The message received more than 25,000 likes. The most important one came from Defense Minister Taro Kono, who directed it to the attention of Masaaki Taira, a deputy cabinet minister for information technology policy, among other roles.

Within a week, Mr. Taira announced that the process would be moved online.

Prime Minister Jacinda Ardern of New Zealand, who joined Australia’s cabinet meeting on Tuesday to discuss the steps required, said on Monday that the move would depend on continued progress in testing and tracing of coronavirus infections in both countries. That could take weeks or months.

“Both our countries’ strong record of fighting the virus has placed us in the enviable position of being able to plan the next stage in our economic rebuild,” she said.

Ms. Ardern and Prime Minister Scott Morrison of Australia told reporters on Tuesday that the ‘bubble’ is an important part of the road back to normalcy for both nations.
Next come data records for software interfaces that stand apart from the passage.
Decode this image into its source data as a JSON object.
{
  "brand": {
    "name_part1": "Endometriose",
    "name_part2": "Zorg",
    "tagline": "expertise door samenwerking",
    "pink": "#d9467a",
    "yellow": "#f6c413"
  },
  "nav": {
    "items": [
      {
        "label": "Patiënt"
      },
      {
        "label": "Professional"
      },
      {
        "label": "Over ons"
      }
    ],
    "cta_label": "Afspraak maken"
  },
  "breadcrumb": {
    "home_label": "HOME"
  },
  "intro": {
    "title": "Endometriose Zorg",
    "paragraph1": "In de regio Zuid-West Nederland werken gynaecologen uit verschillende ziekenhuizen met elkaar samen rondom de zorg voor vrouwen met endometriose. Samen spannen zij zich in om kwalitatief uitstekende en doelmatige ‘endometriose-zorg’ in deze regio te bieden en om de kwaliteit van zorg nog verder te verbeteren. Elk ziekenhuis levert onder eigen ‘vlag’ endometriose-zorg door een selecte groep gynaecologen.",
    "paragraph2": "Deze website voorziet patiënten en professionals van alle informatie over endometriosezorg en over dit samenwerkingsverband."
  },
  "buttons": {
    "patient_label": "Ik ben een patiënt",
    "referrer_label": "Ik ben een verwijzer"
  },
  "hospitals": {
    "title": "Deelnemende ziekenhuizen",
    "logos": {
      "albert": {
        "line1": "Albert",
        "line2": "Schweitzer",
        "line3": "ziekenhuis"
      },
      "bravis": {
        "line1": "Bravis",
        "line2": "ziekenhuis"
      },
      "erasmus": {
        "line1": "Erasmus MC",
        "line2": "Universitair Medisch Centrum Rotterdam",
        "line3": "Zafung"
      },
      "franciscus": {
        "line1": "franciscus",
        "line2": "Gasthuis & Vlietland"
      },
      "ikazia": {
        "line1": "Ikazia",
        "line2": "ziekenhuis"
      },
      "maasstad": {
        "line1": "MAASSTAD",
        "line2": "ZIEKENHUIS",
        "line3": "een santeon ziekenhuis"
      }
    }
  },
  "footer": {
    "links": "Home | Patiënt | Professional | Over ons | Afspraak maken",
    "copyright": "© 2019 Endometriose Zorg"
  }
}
Such a travel arrangement could potentially be extended into the Pacific — Fiji has only a handful of reported cases and zero deaths. And plans are also being laid for limited travel between other countries that have controlled the spread of infection.

China and South Korea began easing quarantine requirements for some business travelers on Friday. A day later, trade ministers from Australia, Canada, South Korea, New Zealand and Singapore agreed to a collective effort to resume the flow of not just goods and services, but also people traveling “for purposes such as maintaining global supply chains, including essential business travel,” according to a joint statement.

Public health experts say that any resumption of travel comes with risks, but they also note that conditions vary by country. Travelers from the United States, the main source of coronavirus infections in Australia, may have to wait far longer to book flights around the world without being subject to 14-day quarantines.

Reporting was contributed by Ed O’Loughlin, Mihir Zaveri, Elisabetta Povoledo, Christopher F. Schuetze, Maria Varenikova, Karen Zraick, Richard Pérez-Peña, Jeffrey Gettleman, Sameer Yasir, Raphael Minder, David Yaffe-Bellany, Kai Schultz, Keith Bradsher, Aurelien Breeden, Ben Dooley, Choe Sang-Hun, Elian Peltier, Megan Specia, Iliana Magra, Mark Landler, Stephen Castle, Andrew Keh, Javier C. Hernández, Damien Cave, Andrew E. Kramer, Denise Grady, Matina Stevis-Gridneff, Lara Jakes and John Leland.


Source link Health

Be the first to comment

Leave a Reply

Your email address will not be published.